For the most part, developers are in constant search for that new idea that will separate their game from the mainstream. Whether it be new graphics or new gameplay, â€œnewâ€ is what usually translates into fresh, popular, and of course big dollars. But sometimes a little blast from the past is all a game needs to help set it apart from the present mainstream. Block Knights gets this blast from a little known game called Tetris. Rather than live off of the previousâ€™ legacy, Block Knights does just enough to set it apart. More after the jump!
When Nintendo made video games mainstream and practically accessible to everyone, there was one game that dominated the puzzle genreâ€¦ Tetris. The brick breaking puzzler used awkward shaped blocks to create a game that people of all ages could enjoy. Many have tried to capitalize on the basics of the hit, but most missed or were too similar to the original. With the aid of the iPhoneâ€™s ingenious accelerometer, Block Knights makes that attempt and sets itself apart from its predecessors.
The basic premise to Block Knights is to place oddly shaped blocks in such a configuration as to create a line filled with blocks either vertically or horizontally. Once a full line is made, the blocks occupying that straight line disappear from the screen. In the classic puzzler Tetris, puzzle pieces materialized at the top of the screen and were dropped to the bottom of the screen. Puzzle pieces in Block Knights magically appear in the centre, and by tilting the iPhone in any direction one is able to place the puzzle pieces anywhere on the screen. Tapping on the screen rotates the block 90 degrees. Up, down, left, or right; place it wherever you think it fits.
Block Knights provides four methods of gameplay: Quest, Arcadia, Guillotine, and Infinitas. In Quest mode, single squares (labelled as Mobs) randomly appear on the screen and itâ€™s your job to clear the Mobs from the screen by filling a line with blocks through them. As the Mobs are cleared, more Mobs appear amongst the blocks you have previously played and it becomes increasingly difficult to clear them from the board.
In the Arcadia and Guillotine modes, a timer is used in two unique methods. The timer in Arcadia is based on the playerâ€™s ability to complete full lines either vertically or horizontally. Each line completed puts a little more precious time back on the clock. In the cut-throat Guillotine mode, each individual puzzle piece must be placed before the timer runs out (about 5 to 6 seconds), creating a whirlwind of quick thinking gameplay. Infinitas allows you to enjoy the basic gameplay with no timer.
When using apps on my iPhone, Iâ€™m very attentive to little details that set an app apart from all other apps. It doesnâ€™t necessarily have to be extremely clever, just a feature that makes me smile.
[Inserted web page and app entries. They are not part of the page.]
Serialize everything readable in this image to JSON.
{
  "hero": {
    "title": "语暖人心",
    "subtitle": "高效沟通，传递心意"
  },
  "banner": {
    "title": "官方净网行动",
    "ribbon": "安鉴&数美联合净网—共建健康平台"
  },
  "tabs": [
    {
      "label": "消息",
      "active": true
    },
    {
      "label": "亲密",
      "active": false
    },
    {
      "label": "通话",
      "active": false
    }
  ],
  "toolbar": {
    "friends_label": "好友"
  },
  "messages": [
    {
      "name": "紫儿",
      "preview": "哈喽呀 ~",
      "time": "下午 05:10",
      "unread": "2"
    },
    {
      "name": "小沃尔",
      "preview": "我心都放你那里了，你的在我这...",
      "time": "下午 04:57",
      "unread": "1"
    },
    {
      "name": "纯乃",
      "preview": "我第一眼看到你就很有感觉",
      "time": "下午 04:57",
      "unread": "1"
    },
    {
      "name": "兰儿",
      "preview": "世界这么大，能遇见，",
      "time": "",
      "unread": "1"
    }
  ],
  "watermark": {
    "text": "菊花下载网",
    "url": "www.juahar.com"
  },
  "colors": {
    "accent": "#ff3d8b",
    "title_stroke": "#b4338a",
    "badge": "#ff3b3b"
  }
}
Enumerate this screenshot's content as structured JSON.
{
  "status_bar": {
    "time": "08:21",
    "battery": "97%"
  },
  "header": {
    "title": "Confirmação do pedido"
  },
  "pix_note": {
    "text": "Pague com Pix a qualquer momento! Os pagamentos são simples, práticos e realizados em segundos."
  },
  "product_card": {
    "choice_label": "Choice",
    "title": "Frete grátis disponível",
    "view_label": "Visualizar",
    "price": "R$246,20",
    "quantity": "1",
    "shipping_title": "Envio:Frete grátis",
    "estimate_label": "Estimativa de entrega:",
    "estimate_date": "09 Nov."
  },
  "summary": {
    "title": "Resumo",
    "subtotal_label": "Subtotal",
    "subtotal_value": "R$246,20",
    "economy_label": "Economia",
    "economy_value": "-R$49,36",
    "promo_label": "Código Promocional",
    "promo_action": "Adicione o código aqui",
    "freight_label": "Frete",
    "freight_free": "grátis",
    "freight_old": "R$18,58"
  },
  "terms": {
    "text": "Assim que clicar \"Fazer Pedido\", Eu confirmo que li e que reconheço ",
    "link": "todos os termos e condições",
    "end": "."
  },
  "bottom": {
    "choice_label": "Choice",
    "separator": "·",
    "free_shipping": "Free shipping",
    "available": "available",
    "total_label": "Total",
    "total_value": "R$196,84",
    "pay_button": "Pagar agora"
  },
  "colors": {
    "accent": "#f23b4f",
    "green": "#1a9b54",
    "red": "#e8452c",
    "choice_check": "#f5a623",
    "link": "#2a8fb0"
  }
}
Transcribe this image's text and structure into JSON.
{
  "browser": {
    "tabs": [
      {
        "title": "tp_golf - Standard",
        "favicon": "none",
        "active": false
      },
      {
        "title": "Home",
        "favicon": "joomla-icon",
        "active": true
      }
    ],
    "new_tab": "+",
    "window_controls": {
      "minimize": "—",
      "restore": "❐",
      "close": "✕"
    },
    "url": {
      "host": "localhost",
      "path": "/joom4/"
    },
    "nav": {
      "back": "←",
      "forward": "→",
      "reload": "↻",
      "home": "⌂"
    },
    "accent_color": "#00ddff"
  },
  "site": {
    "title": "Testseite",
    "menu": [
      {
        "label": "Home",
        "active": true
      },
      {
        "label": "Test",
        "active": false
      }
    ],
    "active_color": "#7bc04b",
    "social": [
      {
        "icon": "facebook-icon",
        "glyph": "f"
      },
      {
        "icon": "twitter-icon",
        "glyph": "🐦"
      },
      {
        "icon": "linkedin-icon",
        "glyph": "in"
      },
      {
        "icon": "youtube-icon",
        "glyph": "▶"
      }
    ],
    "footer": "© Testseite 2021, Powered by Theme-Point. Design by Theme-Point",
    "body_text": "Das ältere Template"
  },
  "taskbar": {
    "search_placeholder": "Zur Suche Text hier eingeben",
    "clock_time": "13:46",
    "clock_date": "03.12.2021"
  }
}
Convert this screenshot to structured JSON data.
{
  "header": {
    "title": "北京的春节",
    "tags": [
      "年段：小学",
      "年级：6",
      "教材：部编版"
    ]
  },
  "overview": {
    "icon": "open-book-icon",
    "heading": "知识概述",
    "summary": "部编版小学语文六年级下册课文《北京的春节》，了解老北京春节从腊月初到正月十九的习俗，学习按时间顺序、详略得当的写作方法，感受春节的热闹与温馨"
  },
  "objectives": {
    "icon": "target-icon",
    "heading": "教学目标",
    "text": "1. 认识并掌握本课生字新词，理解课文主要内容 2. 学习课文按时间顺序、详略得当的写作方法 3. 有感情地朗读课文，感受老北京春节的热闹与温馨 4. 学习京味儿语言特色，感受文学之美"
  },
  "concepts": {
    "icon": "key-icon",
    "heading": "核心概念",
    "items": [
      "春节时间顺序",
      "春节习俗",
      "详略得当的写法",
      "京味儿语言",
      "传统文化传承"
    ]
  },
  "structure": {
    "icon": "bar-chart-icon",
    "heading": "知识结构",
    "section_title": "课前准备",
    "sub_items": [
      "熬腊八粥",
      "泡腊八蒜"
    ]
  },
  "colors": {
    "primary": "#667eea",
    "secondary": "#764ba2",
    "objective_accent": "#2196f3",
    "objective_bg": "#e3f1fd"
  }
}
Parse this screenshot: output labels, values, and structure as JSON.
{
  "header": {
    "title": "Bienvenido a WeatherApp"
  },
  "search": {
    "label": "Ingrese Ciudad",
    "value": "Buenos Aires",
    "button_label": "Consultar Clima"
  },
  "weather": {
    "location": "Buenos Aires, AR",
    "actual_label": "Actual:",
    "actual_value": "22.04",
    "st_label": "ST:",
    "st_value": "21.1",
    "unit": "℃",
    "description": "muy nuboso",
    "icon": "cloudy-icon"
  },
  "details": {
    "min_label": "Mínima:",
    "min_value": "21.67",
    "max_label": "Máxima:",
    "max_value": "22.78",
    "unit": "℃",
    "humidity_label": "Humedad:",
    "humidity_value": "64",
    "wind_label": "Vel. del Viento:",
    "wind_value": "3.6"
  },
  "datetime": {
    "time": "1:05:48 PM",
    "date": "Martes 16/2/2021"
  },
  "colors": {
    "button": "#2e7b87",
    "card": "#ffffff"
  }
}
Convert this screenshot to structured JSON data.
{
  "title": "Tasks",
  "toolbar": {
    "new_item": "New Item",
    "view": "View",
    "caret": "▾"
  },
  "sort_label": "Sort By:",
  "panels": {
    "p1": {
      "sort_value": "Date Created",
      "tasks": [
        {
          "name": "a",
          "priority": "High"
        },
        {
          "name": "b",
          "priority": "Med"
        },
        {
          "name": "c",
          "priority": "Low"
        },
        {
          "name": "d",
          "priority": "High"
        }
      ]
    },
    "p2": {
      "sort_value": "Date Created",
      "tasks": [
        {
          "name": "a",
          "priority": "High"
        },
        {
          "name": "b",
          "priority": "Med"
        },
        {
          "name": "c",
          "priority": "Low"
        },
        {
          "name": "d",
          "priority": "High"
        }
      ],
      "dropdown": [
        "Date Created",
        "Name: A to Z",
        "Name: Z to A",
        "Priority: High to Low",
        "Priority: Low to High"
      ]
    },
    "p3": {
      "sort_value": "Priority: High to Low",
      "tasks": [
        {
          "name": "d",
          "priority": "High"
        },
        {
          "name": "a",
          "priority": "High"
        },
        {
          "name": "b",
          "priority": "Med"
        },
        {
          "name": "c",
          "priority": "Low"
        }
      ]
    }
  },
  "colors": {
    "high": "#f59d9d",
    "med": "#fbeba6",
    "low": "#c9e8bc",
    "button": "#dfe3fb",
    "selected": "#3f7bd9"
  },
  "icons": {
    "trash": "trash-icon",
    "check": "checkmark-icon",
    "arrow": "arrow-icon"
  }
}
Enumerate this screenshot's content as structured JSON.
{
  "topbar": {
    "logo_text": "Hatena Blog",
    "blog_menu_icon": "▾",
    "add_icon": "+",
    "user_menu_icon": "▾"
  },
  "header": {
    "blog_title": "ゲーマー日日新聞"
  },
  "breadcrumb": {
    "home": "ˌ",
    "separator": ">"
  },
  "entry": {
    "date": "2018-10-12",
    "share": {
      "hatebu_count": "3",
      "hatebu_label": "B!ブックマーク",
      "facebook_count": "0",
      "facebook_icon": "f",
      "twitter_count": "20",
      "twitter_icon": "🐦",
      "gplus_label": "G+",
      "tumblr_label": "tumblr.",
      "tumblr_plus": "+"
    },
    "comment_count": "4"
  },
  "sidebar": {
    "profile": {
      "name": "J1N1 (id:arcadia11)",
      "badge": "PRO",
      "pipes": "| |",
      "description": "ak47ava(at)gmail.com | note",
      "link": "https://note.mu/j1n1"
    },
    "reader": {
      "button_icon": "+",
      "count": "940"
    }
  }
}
One of those features is the ability mute the game as soon as soon as the app is loaded. How often do you want to enjoy gaming on your iPhone in silence? Having that mute option right from get go is something so simple yet very much appreciated.
There is one tweak that I feel could make Block Knights that much better. Perhaps being able to see the next puzzle piece in a silhouette at the centre of the screen? Aside from that, the gameplay is very original based on its use of the accelerometer. The developers at BitCaper have taken ideas from one of the greatest games ever and created their own stand-alone potentially great game for iTouch and iPhone users to enjoy.
|Title:||Block Knights (v1.0)||Developer:||BitCaper|
|Price:||$2.99||App Size:||8.8 mb|